Gulf oil spill: Did BP fail to take action on technical problems?
Federal investigators Monday suggested that BP knew of major technical problems but failed to take significant action before the Deepwater Horizon oil rig exploded in the Gulf of Mexico on April 20, killing 11 men.
Troubling flaws aboard the oil rig were detailed Monday, the start of the fourth set of hearings by a joint panel of the U.S. Coast Guard and Department of Interior. The panel is charged with determining the cause of the worst offshore oil spill disaster in history.
A key line of questioning Monday in Houston involved whether major equipment failures aboard the rig contributed to the disaster, which is believed to have occurred when a burp of natural gas shot up from underneath the seafloor, exploding in the rig. The explosion occurred despite numerous procedures that are designed to prevent such a disaster.
Investigator Hung Nguyen, a U.S. Coast Guard captain, said that a BP audit in September 2009 identified problems on board the Deepwater Horizon, including:
-- Not all relevant personnel on the rig were knowledgeable of drilling and well operation practices;
-- A review of the maintenance management system or showed there were significant overdue maintenance jobs that required in excess of 3,545 man hours;
-- No one on board the rig could account for which alarms had been overridden or for what reason;
-- Despite previous recommendations, it could not be shown whether all critical digital and analog drilling instrumentation had been calibrated.
Nguyen said such findings would have caused him "significant concern."
"With all these flaws identified within this audit, do you think it is a fundamental flaw for BP to pay [Transocean, the rig's owner] $500,000 a day knowing that there are all these problems with the rig?" panelist Jason Mathews asked Neil Cramond, BP's top official for maritime safety in the Gulf of Mexico.
Cramond said he was comfortable with how the marine safety issues were handled.
Under questioning, Cramond said that a key BP team leader in Houston, John Guide, was aware of the rig's ongoing maintenance issues.
Investigator John McCarroll asked Cramond if it was a conflict of interest that Guide was responsible both for the timely completion of exploratory oil drilling and for safety issues aboard the Deepwater Horizon, giving him an incentive to bypass time-consuming safety measures.
"If the rig is experiencing a lot of downtime due to repairs, it's obvious to me the well is not going to get drilled on time.

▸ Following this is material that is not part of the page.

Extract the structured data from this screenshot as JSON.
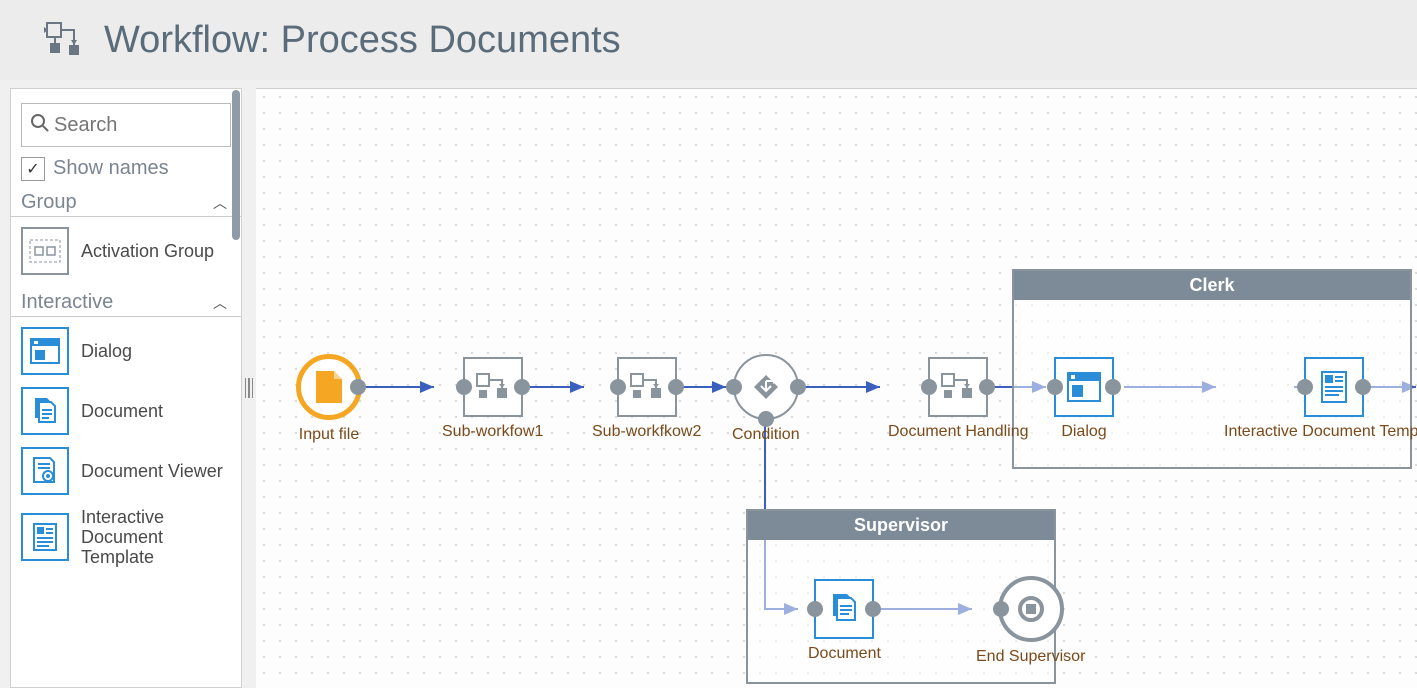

I would think Mr. Guide would be evaluated on the basis of the well being drilled on time," McCarroll said.
It has been previously documented that the well was six weeks behind schedule, and investigators have suggested there was pressure to finish up the well-drilling operation.
Nguyen also suggested that there was a problem with the rig's dual-command structure, in which the rig's captain was in charge of the mobile floating rig when it was moving, and an offshore installation manager was in charge when the rig was anchored and drilling.
Many of the key drilling decisions are made by an offshore installation manager aboard the rig and a BP team leader in Houston, Nguyen said, leaving the captain essentially out of the loop, with "little ... awareness of what's going on in terms of risk," Nguyen said.
In a statement to reporters, BP said the company takes the results of its audits seriously, and that its workers routinely met with Transocean to review the audits and make progress on fixing the problems, with the goal to have Transocean address safety matters promptly.
-- Rong-Gong Lin II in Houston